Natalie MullerSeptember 15, 2016

Four German students who received warnings for performing the Hitler salute were told to learn more about the Nazis. The incident has sparked a debate in the community about how the school should handle the matter.

Image: picture-alliance/dpa/F. Kästle

A group of four ninth-graders from the southern city of Munich gave the Nazi greeting at the beginning of their religious education class, according to local press reports. Even if used as a prank, copying the gesture made famous by Adolf Hitler is a criminal offense in Germany.

The incident occurred in April, and at the time was met with a "strong reprimand" issued by the school's principal - such a reprimand is an official measure in the Bavarian school system that can lead to expulsion.

It wasn't the first time the students at the Wilhelm-Röntgen secondary school in Neuperlach had gotten into trouble. The pupils - three boys and a girl - had also allegedly been reported for making right-wing extremist statements in geography class.

On Thursday, however, German media reported that the warnings had been withdrawn, and downgraded to alternative "educational measures."

The reports said students' parents had gotten involved, even threatening the school with legal action. The school denied this was the case. Principal Irina Kuttner said the situation had been misrepresented and that the salute was just a silly prank by young people who didn't know what they were doing.

She defended the school's decision, saying an educational approach was often more effective than official warnings because it meant "the students had to deal with the issue." In this case, she said, the students were required to do a class presentation on the Nazi era.

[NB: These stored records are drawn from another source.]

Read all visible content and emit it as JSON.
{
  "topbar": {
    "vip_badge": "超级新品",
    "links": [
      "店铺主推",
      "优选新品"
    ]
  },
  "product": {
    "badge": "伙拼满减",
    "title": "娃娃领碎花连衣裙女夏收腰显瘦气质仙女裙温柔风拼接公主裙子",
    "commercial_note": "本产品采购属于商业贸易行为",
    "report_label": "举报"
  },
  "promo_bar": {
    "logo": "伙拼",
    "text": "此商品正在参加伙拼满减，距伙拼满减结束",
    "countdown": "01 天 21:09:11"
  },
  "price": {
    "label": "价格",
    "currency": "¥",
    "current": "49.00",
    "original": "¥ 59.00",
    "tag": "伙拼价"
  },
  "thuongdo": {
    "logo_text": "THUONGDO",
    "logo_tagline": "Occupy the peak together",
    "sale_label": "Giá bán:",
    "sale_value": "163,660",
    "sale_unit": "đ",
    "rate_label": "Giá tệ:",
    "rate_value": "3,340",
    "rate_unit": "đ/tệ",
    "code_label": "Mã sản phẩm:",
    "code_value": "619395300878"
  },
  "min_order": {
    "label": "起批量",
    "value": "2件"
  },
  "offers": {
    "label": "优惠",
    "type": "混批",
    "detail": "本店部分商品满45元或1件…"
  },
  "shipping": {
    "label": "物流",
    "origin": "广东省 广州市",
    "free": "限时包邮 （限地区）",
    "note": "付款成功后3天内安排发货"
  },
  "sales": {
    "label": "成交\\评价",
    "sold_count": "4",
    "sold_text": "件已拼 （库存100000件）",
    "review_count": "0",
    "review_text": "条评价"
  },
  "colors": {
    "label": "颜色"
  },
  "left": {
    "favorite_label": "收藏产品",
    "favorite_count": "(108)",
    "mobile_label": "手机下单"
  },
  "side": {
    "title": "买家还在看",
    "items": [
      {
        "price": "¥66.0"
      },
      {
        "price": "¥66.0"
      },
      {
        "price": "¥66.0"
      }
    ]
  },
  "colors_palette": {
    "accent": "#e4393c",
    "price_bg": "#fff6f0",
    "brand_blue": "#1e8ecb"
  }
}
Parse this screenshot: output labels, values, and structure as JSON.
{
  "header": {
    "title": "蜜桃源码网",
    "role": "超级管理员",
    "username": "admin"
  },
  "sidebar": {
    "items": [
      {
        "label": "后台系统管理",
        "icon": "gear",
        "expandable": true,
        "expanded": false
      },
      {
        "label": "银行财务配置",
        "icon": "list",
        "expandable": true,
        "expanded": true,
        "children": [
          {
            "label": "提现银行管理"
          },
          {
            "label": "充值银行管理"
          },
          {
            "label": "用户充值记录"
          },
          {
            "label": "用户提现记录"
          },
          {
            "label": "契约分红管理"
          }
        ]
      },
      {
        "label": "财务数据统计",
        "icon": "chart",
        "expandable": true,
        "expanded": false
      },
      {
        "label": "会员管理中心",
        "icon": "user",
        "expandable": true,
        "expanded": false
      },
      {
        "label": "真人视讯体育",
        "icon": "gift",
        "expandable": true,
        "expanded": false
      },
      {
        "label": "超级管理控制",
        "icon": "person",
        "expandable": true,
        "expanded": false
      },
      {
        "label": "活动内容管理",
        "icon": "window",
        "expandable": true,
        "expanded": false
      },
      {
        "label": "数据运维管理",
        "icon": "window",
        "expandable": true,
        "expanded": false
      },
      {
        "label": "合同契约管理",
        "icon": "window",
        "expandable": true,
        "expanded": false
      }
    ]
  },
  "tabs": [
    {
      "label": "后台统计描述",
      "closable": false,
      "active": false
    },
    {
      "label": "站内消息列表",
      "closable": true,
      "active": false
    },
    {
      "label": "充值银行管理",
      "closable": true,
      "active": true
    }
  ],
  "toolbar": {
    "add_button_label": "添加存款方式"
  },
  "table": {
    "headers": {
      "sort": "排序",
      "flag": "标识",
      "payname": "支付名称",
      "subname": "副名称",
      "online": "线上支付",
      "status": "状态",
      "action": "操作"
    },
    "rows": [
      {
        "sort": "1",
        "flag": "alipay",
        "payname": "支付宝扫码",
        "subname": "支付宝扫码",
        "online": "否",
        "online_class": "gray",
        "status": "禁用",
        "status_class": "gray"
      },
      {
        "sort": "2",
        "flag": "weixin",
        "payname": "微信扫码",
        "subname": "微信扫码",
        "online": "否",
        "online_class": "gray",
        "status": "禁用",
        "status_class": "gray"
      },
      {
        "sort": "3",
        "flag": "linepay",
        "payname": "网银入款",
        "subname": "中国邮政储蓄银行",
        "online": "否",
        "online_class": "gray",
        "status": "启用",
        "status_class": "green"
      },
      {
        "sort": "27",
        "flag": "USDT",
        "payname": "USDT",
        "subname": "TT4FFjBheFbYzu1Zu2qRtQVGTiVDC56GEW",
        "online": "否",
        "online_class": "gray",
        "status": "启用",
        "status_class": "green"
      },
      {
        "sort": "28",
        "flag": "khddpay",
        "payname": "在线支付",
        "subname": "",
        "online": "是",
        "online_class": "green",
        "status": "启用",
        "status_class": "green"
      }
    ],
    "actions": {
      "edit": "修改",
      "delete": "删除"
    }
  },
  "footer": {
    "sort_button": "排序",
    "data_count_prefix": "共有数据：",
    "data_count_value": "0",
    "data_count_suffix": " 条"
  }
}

"I was at the talks," Kuttner said. "It was very unpleasant for the young people. Something really stuck with them."